Arrow-right Camera
The Spokesman-Review Newspaper
Spokane, Washington  Est. May 19, 1883


Don Adair: Call it crossover or wagon, Kia’s roomy Soul embraces audacity

Automakers are so often punished for making bold moves it’s worth cheering their successes.

By those lights, Kia’s Soul is a car to cheer. While its boxy, upright stance evokes both praise and ridicule, it also produces generous amounts of passenger and cargo space.

There’s some debate about whether the Soul should be considered a wagon or a crossover. It’s only available with front-wheel-drive, which argues for station-wagon status, but its dimensions and oversized cargo hold come down on the crossover side. 

Kia dodges the issue, proclaiming Soul a “funky urban runabout.” 

Whatever you call it, Soul ($16,995, including transportation) has been a big hit for Kia. It’s the company’s third best-selling vehicle in the U.S. Drive one for a week and you quickly become aware that you’ve been surrounded by Souls all along.

Maintaining a strong sales profile requires ongoing refinements. For 2017, Kia updates the Soul in a big way by introducing a new, more potent drivetrain for the top-tier ! (Exclaim) ($23,695). 

The 201-horsepower 1.6-liter turbocharged engine is mated with a seven-speed dual-clutch automated manual transmission. This team powers the Soul from zero-to-60 in a quick 6.5 seconds and delivers acceptable EPA ratings.

It joins the 1.6-liter, 130-hp four-cylinder engine that powers the Base trim and the 161-hp 2.0-liter four under the hood of the Plus ($20,695).

The new gearbox is for the most part quick and unobtrusive, though it can grow lazy at low speeds and occasionally stumbles while looking for the right gear

This new powertrain brings out the Soul’s playful side. A touch of turbo-lag at low speeds gives way as the direct-injected four slips into its power band. The Soul holds its own in the curves, too, though its upright stance provokes some busy-ness. I found myself cycling between Sport and Normal drive modes in a mostly fruitless effort to subdue transient body motions. 

Sport mode also alters engine, transmission and steering-system mapping for more aggressive performance.

Shift paddles are not available but the console-mounted shift lever has a manual-shift function.

Steering effort is light a low speeds and gains heft with velocity. A strong on-center groove keeps Soul tracking straight on the open road. 

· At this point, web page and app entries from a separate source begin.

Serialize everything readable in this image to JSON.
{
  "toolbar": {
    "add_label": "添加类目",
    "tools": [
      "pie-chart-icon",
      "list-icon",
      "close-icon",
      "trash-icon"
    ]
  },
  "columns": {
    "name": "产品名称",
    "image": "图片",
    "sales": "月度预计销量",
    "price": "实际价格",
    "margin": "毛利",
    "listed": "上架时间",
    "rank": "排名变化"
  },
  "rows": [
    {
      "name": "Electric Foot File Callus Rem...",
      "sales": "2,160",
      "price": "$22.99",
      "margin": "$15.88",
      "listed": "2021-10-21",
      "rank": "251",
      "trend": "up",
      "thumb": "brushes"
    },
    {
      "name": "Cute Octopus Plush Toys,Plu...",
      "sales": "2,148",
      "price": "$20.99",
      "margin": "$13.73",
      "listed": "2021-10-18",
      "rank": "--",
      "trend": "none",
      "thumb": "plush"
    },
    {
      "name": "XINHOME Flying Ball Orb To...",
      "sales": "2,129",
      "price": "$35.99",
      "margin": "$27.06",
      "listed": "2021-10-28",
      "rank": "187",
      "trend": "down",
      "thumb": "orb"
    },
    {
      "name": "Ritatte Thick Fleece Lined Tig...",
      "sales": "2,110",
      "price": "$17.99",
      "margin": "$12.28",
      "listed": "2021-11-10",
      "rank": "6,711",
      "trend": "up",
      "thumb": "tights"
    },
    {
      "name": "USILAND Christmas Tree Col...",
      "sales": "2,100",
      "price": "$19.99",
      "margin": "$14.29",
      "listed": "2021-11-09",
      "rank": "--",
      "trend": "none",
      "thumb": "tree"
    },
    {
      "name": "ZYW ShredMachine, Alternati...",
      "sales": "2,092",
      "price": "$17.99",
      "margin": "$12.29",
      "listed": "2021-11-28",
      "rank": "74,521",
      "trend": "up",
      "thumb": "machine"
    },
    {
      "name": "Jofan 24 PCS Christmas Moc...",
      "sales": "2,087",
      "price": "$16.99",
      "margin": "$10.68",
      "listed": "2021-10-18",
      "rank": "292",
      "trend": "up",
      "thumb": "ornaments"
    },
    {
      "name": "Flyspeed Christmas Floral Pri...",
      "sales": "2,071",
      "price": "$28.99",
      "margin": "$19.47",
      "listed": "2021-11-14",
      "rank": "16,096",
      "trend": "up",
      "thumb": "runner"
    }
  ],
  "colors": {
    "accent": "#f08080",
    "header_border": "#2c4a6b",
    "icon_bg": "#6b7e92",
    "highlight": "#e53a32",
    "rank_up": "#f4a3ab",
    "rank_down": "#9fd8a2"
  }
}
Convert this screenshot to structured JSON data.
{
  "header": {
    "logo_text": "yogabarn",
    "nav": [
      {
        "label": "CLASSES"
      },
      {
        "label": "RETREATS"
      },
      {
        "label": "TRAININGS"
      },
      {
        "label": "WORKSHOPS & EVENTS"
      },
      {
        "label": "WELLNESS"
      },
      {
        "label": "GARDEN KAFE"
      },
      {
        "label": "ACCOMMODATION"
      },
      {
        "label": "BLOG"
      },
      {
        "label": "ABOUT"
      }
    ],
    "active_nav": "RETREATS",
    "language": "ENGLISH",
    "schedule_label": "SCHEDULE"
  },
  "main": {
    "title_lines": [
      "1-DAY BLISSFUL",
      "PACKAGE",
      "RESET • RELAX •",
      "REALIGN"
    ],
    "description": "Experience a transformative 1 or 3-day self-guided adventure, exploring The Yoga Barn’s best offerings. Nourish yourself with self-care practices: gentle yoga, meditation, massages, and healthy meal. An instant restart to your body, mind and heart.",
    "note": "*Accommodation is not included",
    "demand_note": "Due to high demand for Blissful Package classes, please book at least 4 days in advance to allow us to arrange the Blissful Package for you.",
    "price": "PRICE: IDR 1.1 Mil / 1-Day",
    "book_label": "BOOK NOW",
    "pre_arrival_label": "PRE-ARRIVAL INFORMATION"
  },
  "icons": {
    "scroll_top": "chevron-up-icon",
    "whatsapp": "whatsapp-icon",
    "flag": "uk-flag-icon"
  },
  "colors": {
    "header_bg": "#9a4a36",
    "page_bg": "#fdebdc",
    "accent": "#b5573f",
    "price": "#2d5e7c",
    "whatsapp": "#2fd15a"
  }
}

Soul’s spacious five-person cabin accommodates occupants of all sizes. Seats are firm and supportive and even power-forward-size drivers should be able to find a comfortable driving position.

The seating position is higher than a sedan’s, but less high than a crossovers’. Visibility is excellent. 

Plastics are scattered throughout the cabin, but they’re attractively textured and of uniformly high quality. Infotainment and A/C systems deftly blend touchscreen inputs with clearly labeled buttons and knobs. Excellent ergonomics contribute to Soul’s easygoing demeanor.

Kia devoted somewhat less creativity when developing casual cabin storage. But if there’s scant room for your phone, there’s plenty for your gear; there are 19 cubic feet of cargo space behind the rear seats and 61 cf with the rear seatbacks folded. A removable storage bin beneath the cargo floor conceals small objects.

Buyers’ desires tend to concentrate themselves around a common set of needs and expectations. Automakers answer by moving toward a safe middle ground. Kia earns bonus points for rejecting timidity and embracing audacity.

Contact Don at, or visit

2017 Kia Soul ! (Exclaim)
Vehicle base price: $16,100
Trim level base price: $22,650
As tested: $27,620
Options included panoramic sunroof; navigation; Harman Kardon premium audio; speaker lights; projector low-beam headlights; LED fog lights, tail lights and positioning lights; power folding outside mirrors; heated front seats; heated rear outboard seats; heated steering wheel; blind-spot detection; center console USB chargers; carpeted floor mats.
EPA ratings: 28 combined/26 city/31 highway
Regular unleaded fuel

Don Adair
Don Adair is a Spokane-based freelance writer.